But the Swiss official said that discussions did not imply support for a project. "To listen to some clubs and speak with some clubs, it doesn’t certainly mean that in any way FIFA was behind, was colluding or was plotting for any Super League project. No," he said.
Last month, 12 of Europe's top clubs, six from England's Premier League, along with leading Italian and Spanish clubs, announced they were creating a Super League. But after intense criticism from across the game and from governments and fan groups, the six English clubs withdraw after just 48 hours and the proposal collapsed.
FIFA issued a joint statement in late January, after reports of the plan emerged, warning of sanctions against clubs who broke away, including banning players from featuring in FIFA's World Cup.
"In January, I signed a statement that was very, very clear. I signed it myself, I was the first signature on the statement. I was very clear and this obviously didn't deter some clubs to move on with their project.
"In that moment the rupture was becoming inevitable and a rupture is never good for anyone, no war is good, ever.

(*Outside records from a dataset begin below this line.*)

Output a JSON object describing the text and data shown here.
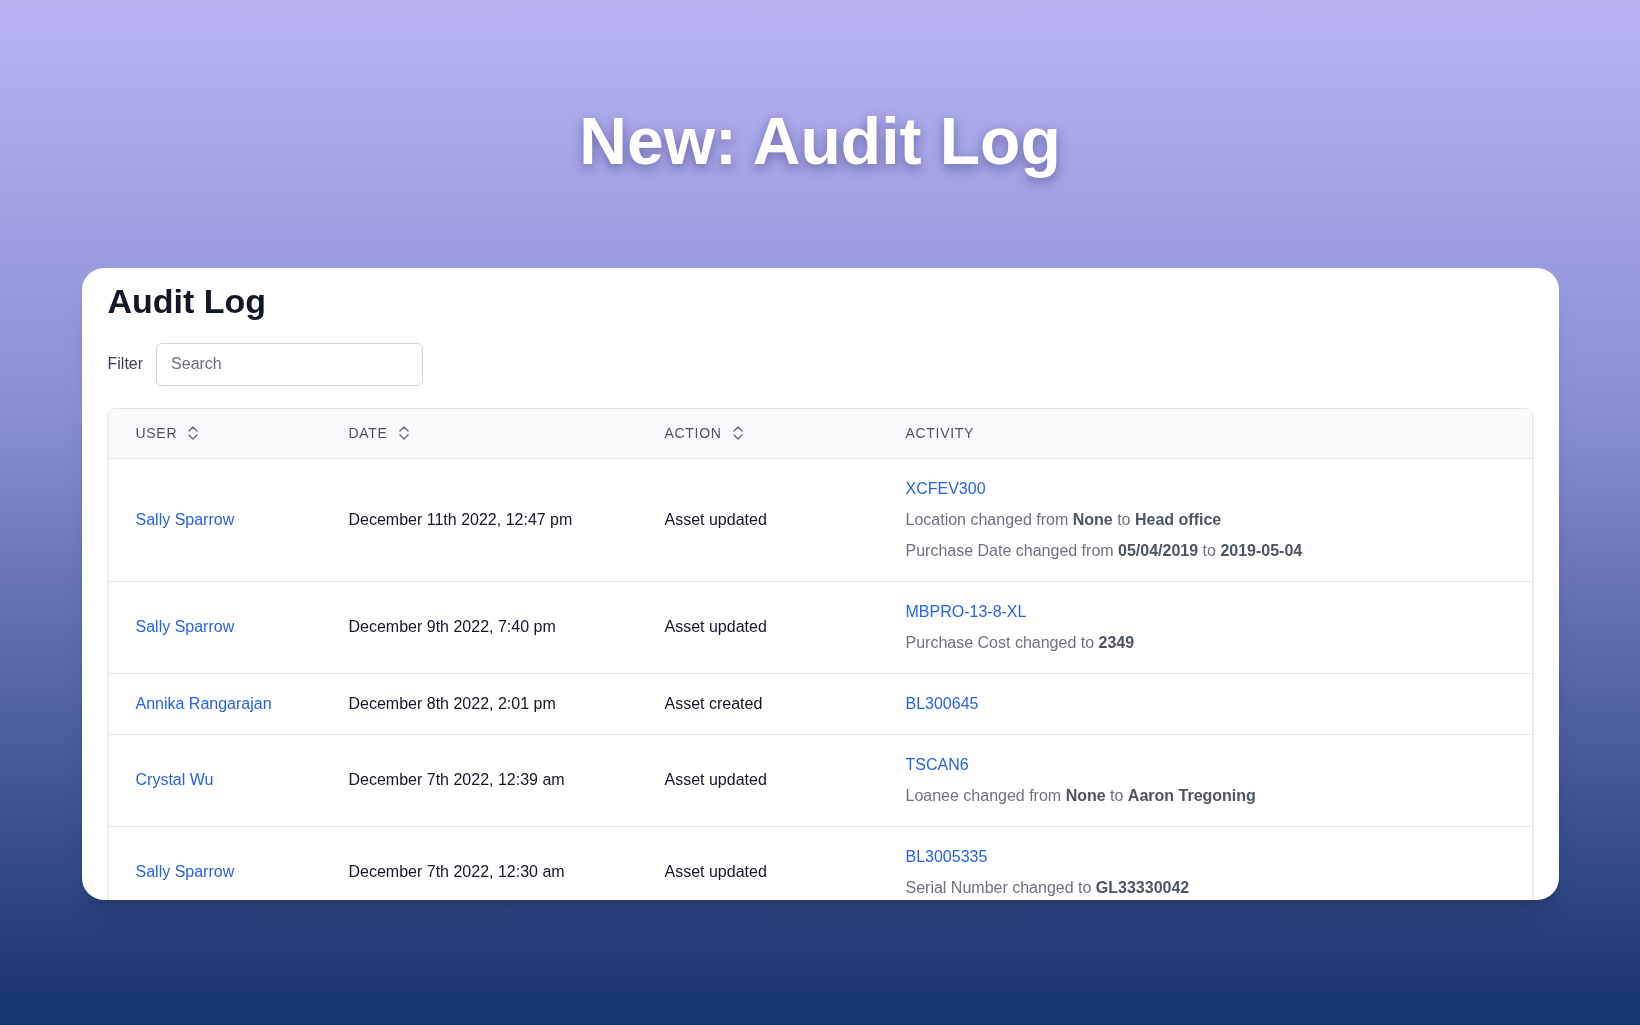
{
  "headline": "New: Audit Log",
  "page": {
    "title": "Audit Log",
    "filter": {
      "label": "Filter",
      "placeholder": "Search"
    }
  },
  "table": {
    "columns": [
      {
        "label": "USER",
        "sortable": true
      },
      {
        "label": "DATE",
        "sortable": true
      },
      {
        "label": "ACTION",
        "sortable": true
      },
      {
        "label": "ACTIVITY",
        "sortable": false
      }
    ],
    "rows": [
      {
        "user": "Sally Sparrow",
        "date": "December 11th 2022, 12:47 pm",
        "action": "Asset updated",
        "asset": "XCFEV300",
        "changes": [
          "Location changed from **None** to **Head office**",
          "Purchase Date changed from **05/04/2019** to **2019-05-04**"
        ]
      },
      {
        "user": "Sally Sparrow",
        "date": "December 9th 2022, 7:40 pm",
        "action": "Asset updated",
        "asset": "MBPRO-13-8-XL",
        "changes": [
          "Purchase Cost changed to **2349**"
        ]
      },
      {
        "user": "Annika Rangarajan",
        "date": "December 8th 2022, 2:01 pm",
        "action": "Asset created",
        "asset": "BL300645"
      },
      {
        "user": "Crystal Wu",
        "date": "December 7th 2022, 12:39 am",
        "action": "Asset updated",
        "asset": "TSCAN6",
        "changes": [
          "Loanee changed from **None** to **Aaron Tregoning**"
        ]
      },
      {
        "user": "Sally Sparrow",
        "date": "December 7th 2022, 12:30 am",
        "action": "Asset updated",
        "asset": "BL3005335",
        "changes": [
          "Serial Number changed to **GL33330042**"
        ]
      }
    ]
  }
}
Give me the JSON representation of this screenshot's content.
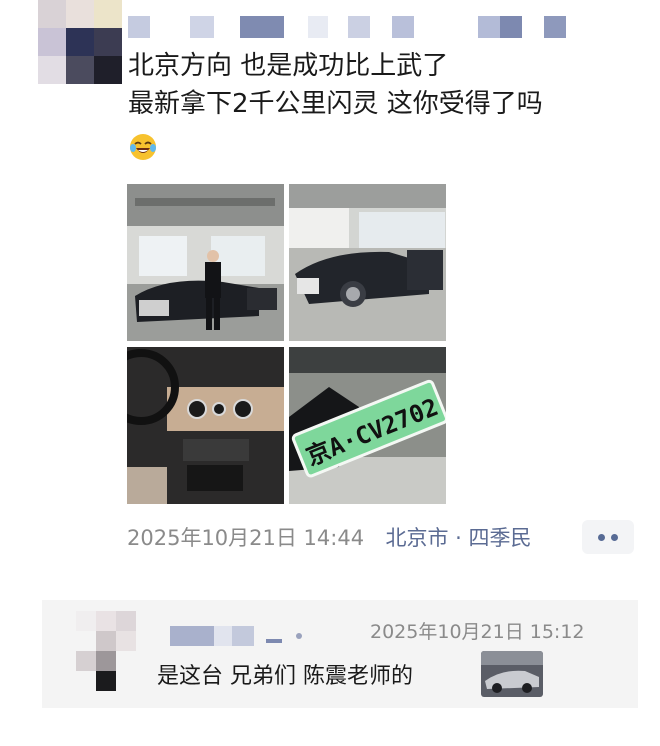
{
  "post": {
    "line1": "北京方向 也是成功比上武了",
    "line2": "最新拿下2千公里闪灵 这你受得了吗",
    "emoji": "laughing-tears-emoji",
    "photos": [
      {
        "desc": "man-standing-beside-damaged-black-car-in-garage"
      },
      {
        "desc": "black-car-with-open-door-in-garage"
      },
      {
        "desc": "car-interior-dashboard"
      },
      {
        "desc": "green-license-plate"
      }
    ],
    "license_plate": "京A·CV2702",
    "time": "2025年10月21日 14:44",
    "location": "北京市 · 四季民",
    "more_button_icon": "more-dots-icon"
  },
  "comment": {
    "time": "2025年10月21日 15:12",
    "text": "是这台 兄弟们 陈震老师的",
    "thumbnail": "car-thumbnail"
  },
  "colors": {
    "link": "#576b95",
    "meta": "#8a8a8a",
    "comment_bg": "#f4f4f4"
  }
}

"I was again very clear and very firm at the UEFA congress (in April), I said then and I repeat it - either you are in, or you are out."